I felt the topics you learn in MSE really prepare you for a high tech career.
We chatted with Chandler to learn more about his experiences at the University of Maryland, and find out what he's doing today.
Why did you choose to study at the University of Maryland?
A major reason I chose to study at UMD was a phone call I received from Professor [Ichiro] Takeuchi. He explained the [Materials Science and Engineering] program to me, the opportunities it offered, the department size, etc. He really sparked my interest, because I saw MatSci as a good mix between physics and chemistry. Another major reason was the campus. It's gorgeous and it has a the feel of a small campus while being a big school.
Why did you decide to major in Materials Science and Engineering?
Basically I thought it sounded cool. I didn't want to build cars or design airplanes, and I felt the topics you learn in MSE really prepare you for a high tech career. I also really liked atomic physics, and saw a lot of great classes in that area in the MSE curriculum (solid state physics, atomic thermo, and kinetics to name a few). The department size was very personal, so I got to know all of my teachers and classmates very well.
What was the best thing about majoring in MSE, or your favorite "MSE experience"?
The class size. Most of my in-major classes were under 10 people. Classes were extremely interactive and very personal. It was a great way to learn. Another fun part was the group study sessions we had in the lounge! Everyone really came together to help each other out.
What was your favorite class, and why?
It's a toss-up. Solid State Physics with Professor [Ichiro] Takeuchi was a favorite because he's such a great teacher, and he made extremely difficult topics (k-space, for example) easy to understand. My notes still read like a textbook to this day.
My other favorite was Semiconductor Processing with [Professor Gary] Rubloff. It was very informative, and we touched on the latest processing in the industry so I was very prepared for my job. Working in the semiconductor industry now, that class gave me a leg up on a lot of other candidates coming in. I was already familiar with a lot of the process flow in a fab lab, and it has helped tremendously. Plus, it was a fun class.
Were you involved in research, internships, conferences, or other activities while a student?
I worked with [Professor Luz] Martinez-Miranda on the self-alignment of the biomimetic AlFeOOH. We prepared samples and ran experiments, and modeled the behavior under a magnetic field. It was my first real lab work. I was also lucky enough to attend two MSE conferences: one in Charlotte and another in San Francisco.
I was in the Materials Engineering Society [MatES] through graduation. I was also the president of my fraternity, Phi Kappa Tau, and was in the Order of Omega, the Greek honor society. I participated in the Arts Scholars program freshmen and sophomore year and was in the ski and snowboard club through college.
What do you recommend students do or get involved in to have the best experience here?
MatES is a great way to get involved with your department and your classmates—they are your best resource for learning. If you find any clubs or organizations interesting, just stop by and see what they're about. Participating in those expands your group of friends and opens you up to new activities. Lastly, getting involved in the Greek system is a great way to meet new friends and get great leadership experience, which is an asset to take into your career.
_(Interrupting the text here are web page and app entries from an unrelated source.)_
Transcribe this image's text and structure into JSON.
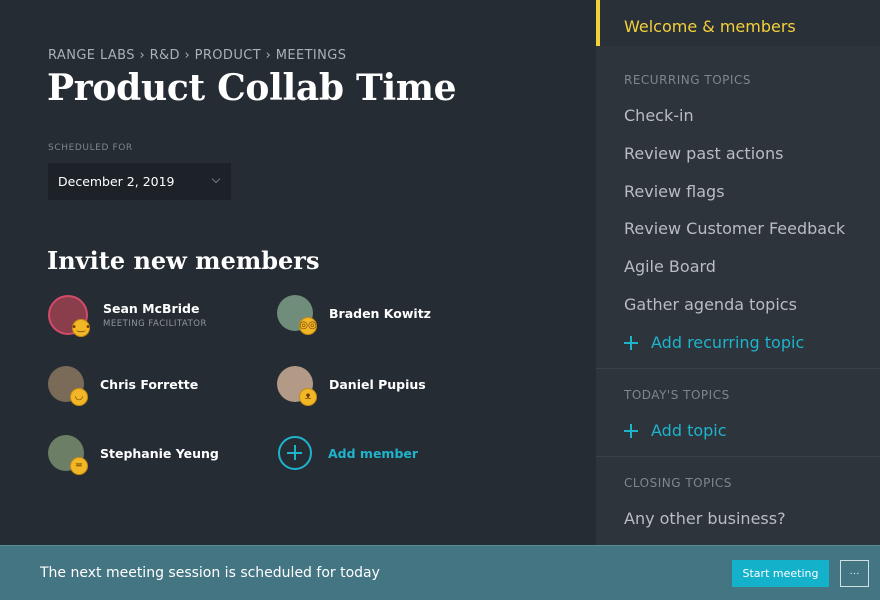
{
  "header": {
    "breadcrumb": "RANGE LABS › R&D › PRODUCT › MEETINGS",
    "title": "Product Collab Time",
    "scheduled_label": "SCHEDULED FOR",
    "scheduled_date": "December 2, 2019"
  },
  "invite": {
    "title": "Invite new members",
    "members": [
      {
        "name": "Sean McBride",
        "role": "MEETING FACILITATOR",
        "avatar_color": "#8a3d4a",
        "emoji": "sleepy-face-icon"
      },
      {
        "name": "Braden Kowitz",
        "role": "",
        "avatar_color": "#6f8d7a",
        "emoji": "nerd-face-icon"
      },
      {
        "name": "Chris Forrette",
        "role": "",
        "avatar_color": "#7a6a58",
        "emoji": "smiling-face-icon"
      },
      {
        "name": "Daniel Pupius",
        "role": "",
        "avatar_color": "#b29a86",
        "emoji": "cat-face-icon"
      },
      {
        "name": "Stephanie Yeung",
        "role": "",
        "avatar_color": "#6d7e66",
        "emoji": "tired-face-icon"
      }
    ],
    "add_member_label": "Add member"
  },
  "sidebar": {
    "active_item": "Welcome & members",
    "recurring_title": "RECURRING TOPICS",
    "recurring": [
      "Check-in",
      "Review past actions",
      "Review flags",
      "Review Customer Feedback",
      "Agile Board",
      "Gather agenda topics"
    ],
    "add_recurring_label": "Add recurring topic",
    "today_title": "TODAY'S TOPICS",
    "add_topic_label": "Add topic",
    "closing_title": "CLOSING TOPICS",
    "closing": [
      "Any other business?"
    ]
  },
  "footer": {
    "message": "The next meeting session is scheduled for today",
    "start_label": "Start meeting",
    "more_label": "···"
  },
  "colors": {
    "accent": "#1fb3cc",
    "active": "#f4d03b",
    "footer_bg": "#447583"
  }
}
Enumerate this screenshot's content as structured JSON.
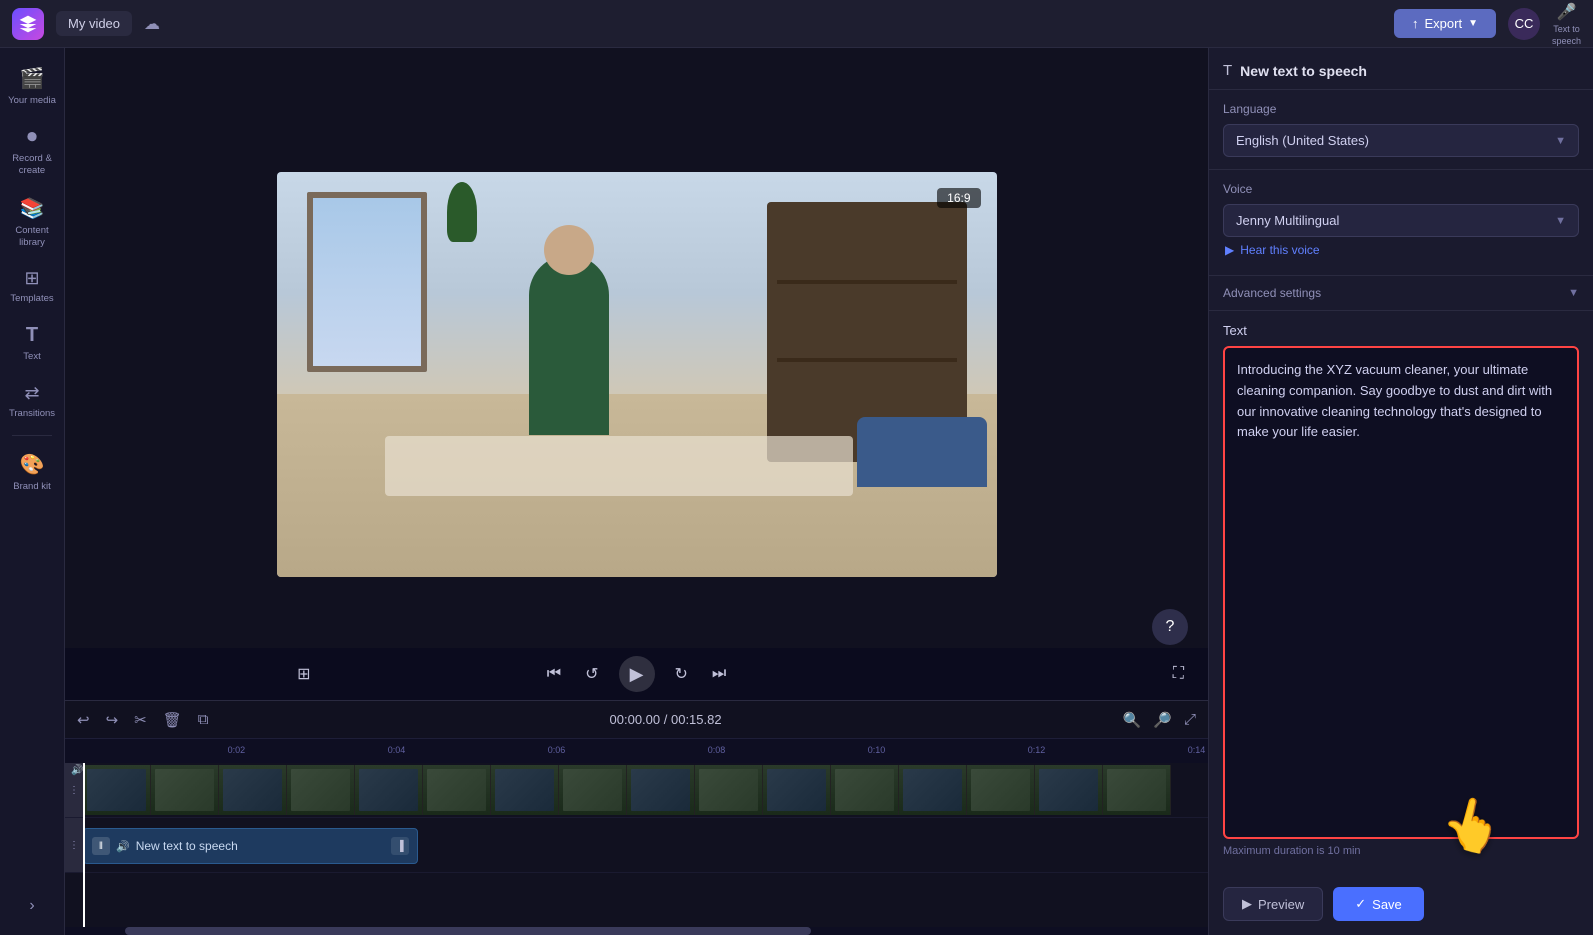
{
  "topbar": {
    "project_name": "My video",
    "export_label": "Export"
  },
  "sidebar": {
    "items": [
      {
        "id": "your-media",
        "label": "Your media",
        "icon": "🎬"
      },
      {
        "id": "record-create",
        "label": "Record &\ncreate",
        "icon": "⏺"
      },
      {
        "id": "content-library",
        "label": "Content library",
        "icon": "📚"
      },
      {
        "id": "templates",
        "label": "Templates",
        "icon": "⊞"
      },
      {
        "id": "text",
        "label": "Text",
        "icon": "T"
      },
      {
        "id": "transitions",
        "label": "Transitions",
        "icon": "↔"
      },
      {
        "id": "brand-kit",
        "label": "Brand kit",
        "icon": "🎨"
      }
    ]
  },
  "video_preview": {
    "aspect_ratio": "16:9"
  },
  "timeline": {
    "time_current": "00:00.00",
    "time_total": "00:15.82",
    "ruler_marks": [
      "0:02",
      "0:04",
      "0:06",
      "0:08",
      "0:10",
      "0:12",
      "0:14"
    ],
    "tts_track_label": "New text to speech"
  },
  "tts_panel": {
    "title": "New text to speech",
    "language_label": "Language",
    "language_value": "English (United States)",
    "voice_label": "Voice",
    "voice_value": "Jenny Multilingual",
    "hear_voice_label": "Hear this voice",
    "advanced_settings_label": "Advanced settings",
    "text_section_label": "Text",
    "text_content": "Introducing the XYZ vacuum cleaner, your ultimate cleaning companion. Say goodbye to dust and dirt with our innovative cleaning technology that's designed to make your life easier.",
    "max_duration_label": "Maximum duration is 10 min",
    "preview_label": "Preview",
    "save_label": "Save"
  }
}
What have you been doing since you graduated? How have your engineering skills helped in your job or in other activities that you have been involved with since leaving Maryland?
Currently I work for Micron Technology, Inc., in Manassas, Virginia. We are one of the largest DRAM and FLASH memory producers in the world. I work in the Wet Process Department, which is essentially responsible for all wet cleans, wet etching, plasma stripping of resist, and copper electroplating. I started off as a shift engineer out of college, then became the shift lead. Now, I am the Lead of Leads, and coordinate shift operations for the department. The engineering skills I learned at Maryland have helped in a number of ways, most notably in critical thinking, design of experiments, and systematic analysis of problems, which play a major part in my day-to-day activities. Every day we are troubleshooting a new issue, and we have to collect, analyze and act on a wide range of data to make critical operational decisions. Of course, the understanding of chemistry and physics is a big help. Also, the semiconductor processing class gave me a very good knowledge base coming in to this industry.
Outside of work, I currently am the Chapter Advisor for Phi Kappa Tau at UMD, and am very active with the alumni in the area in setting up philanthropy events and fundraisers with the chapter. I currently live in Courthouse, in Arlington, Virginia.